(What this task involves): Exactly as written, print every line of the listing below and omit its pictures.

(Records):
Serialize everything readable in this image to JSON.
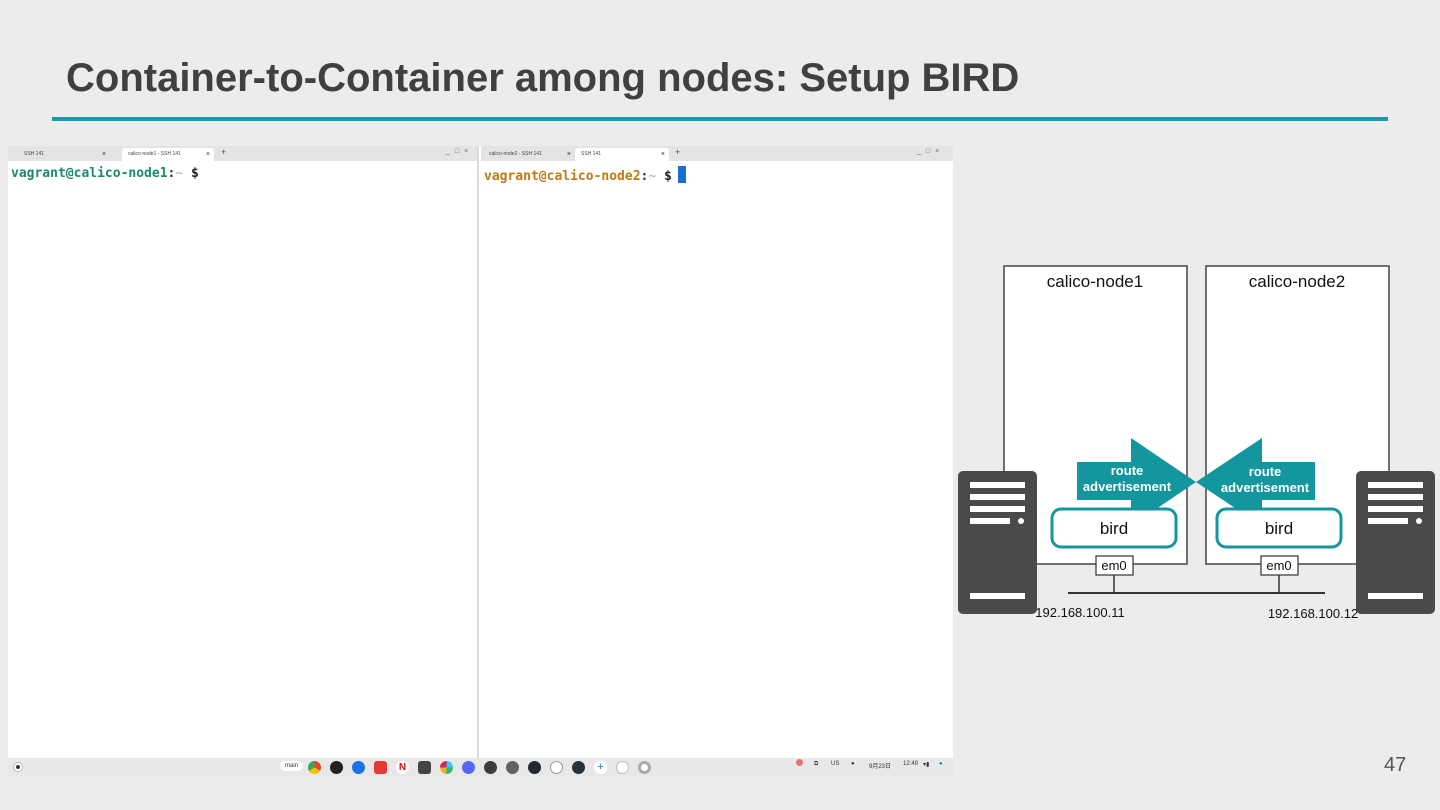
{
  "slide": {
    "title": "Container-to-Container among nodes: Setup BIRD",
    "page_number": "47",
    "accent_color": "#1e95a8"
  },
  "terminal_left": {
    "tabs": [
      {
        "label": "SSH 141",
        "active": false
      },
      {
        "label": "calico-node1 - SSH 141",
        "active": true
      }
    ],
    "prompt_user": "vagrant@calico-node1",
    "prompt_colon": ":",
    "prompt_path": "~",
    "prompt_symbol": "$"
  },
  "terminal_right": {
    "tabs": [
      {
        "label": "calico-node2 - SSH 141",
        "active": false
      },
      {
        "label": "SSH 141",
        "active": true
      }
    ],
    "prompt_user": "vagrant@calico-node2",
    "prompt_colon": ":",
    "prompt_path": "~",
    "prompt_symbol": "$"
  },
  "shelf": {
    "desk_label": "main",
    "apps": [
      "chrome-icon",
      "github-icon",
      "files-icon",
      "youtube-icon",
      "netflix-icon",
      "bitwarden-icon",
      "slack-icon",
      "discord-icon",
      "terminal-icon",
      "code-icon",
      "github-desktop-icon",
      "notes-icon",
      "hexagon-app-icon",
      "plus-app-icon",
      "mountain-app-icon",
      "dot-app-icon"
    ],
    "ime": "US",
    "date": "9月23日",
    "time": "12:49"
  },
  "diagram": {
    "node1_label": "calico-node1",
    "node2_label": "calico-node2",
    "route_left_line1": "route",
    "route_left_line2": "advertisement",
    "route_right_line1": "route",
    "route_right_line2": "advertisement",
    "bird_left": "bird",
    "bird_right": "bird",
    "em0_left": "em0",
    "em0_right": "em0",
    "ip_left": "192.168.100.11",
    "ip_right": "192.168.100.12",
    "accent_color": "#14969f",
    "server_color": "#4a4a4a"
  }
}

(Solution for this problem):
Serialize everything readable in this image to JSON.
{
  "slide": {
    "title": "Container-to-Container among nodes: Setup BIRD",
    "page_number": "47",
    "accent_color": "#1e95a8"
  },
  "terminal_left": {
    "tabs": [
      {
        "label": "SSH 141",
        "active": false
      },
      {
        "label": "calico-node1 - SSH 141",
        "active": true
      }
    ],
    "prompt_user": "vagrant@calico-node1",
    "prompt_colon": ":",
    "prompt_path": "~",
    "prompt_symbol": "$"
  },
  "terminal_right": {
    "tabs": [
      {
        "label": "calico-node2 - SSH 141",
        "active": false
      },
      {
        "label": "SSH 141",
        "active": true
      }
    ],
    "prompt_user": "vagrant@calico-node2",
    "prompt_colon": ":",
    "prompt_path": "~",
    "prompt_symbol": "$"
  },
  "shelf": {
    "desk_label": "main",
    "apps": [
      "chrome-icon",
      "github-icon",
      "files-icon",
      "youtube-icon",
      "netflix-icon",
      "bitwarden-icon",
      "slack-icon",
      "discord-icon",
      "terminal-icon",
      "code-icon",
      "github-desktop-icon",
      "notes-icon",
      "hexagon-app-icon",
      "plus-app-icon",
      "mountain-app-icon",
      "dot-app-icon"
    ],
    "ime": "US",
    "date": "9月23日",
    "time": "12:49"
  },
  "diagram": {
    "node1_label": "calico-node1",
    "node2_label": "calico-node2",
    "route_left_line1": "route",
    "route_left_line2": "advertisement",
    "route_right_line1": "route",
    "route_right_line2": "advertisement",
    "bird_left": "bird",
    "bird_right": "bird",
    "em0_left": "em0",
    "em0_right": "em0",
    "ip_left": "192.168.100.11",
    "ip_right": "192.168.100.12",
    "accent_color": "#14969f",
    "server_color": "#4a4a4a"
  }
}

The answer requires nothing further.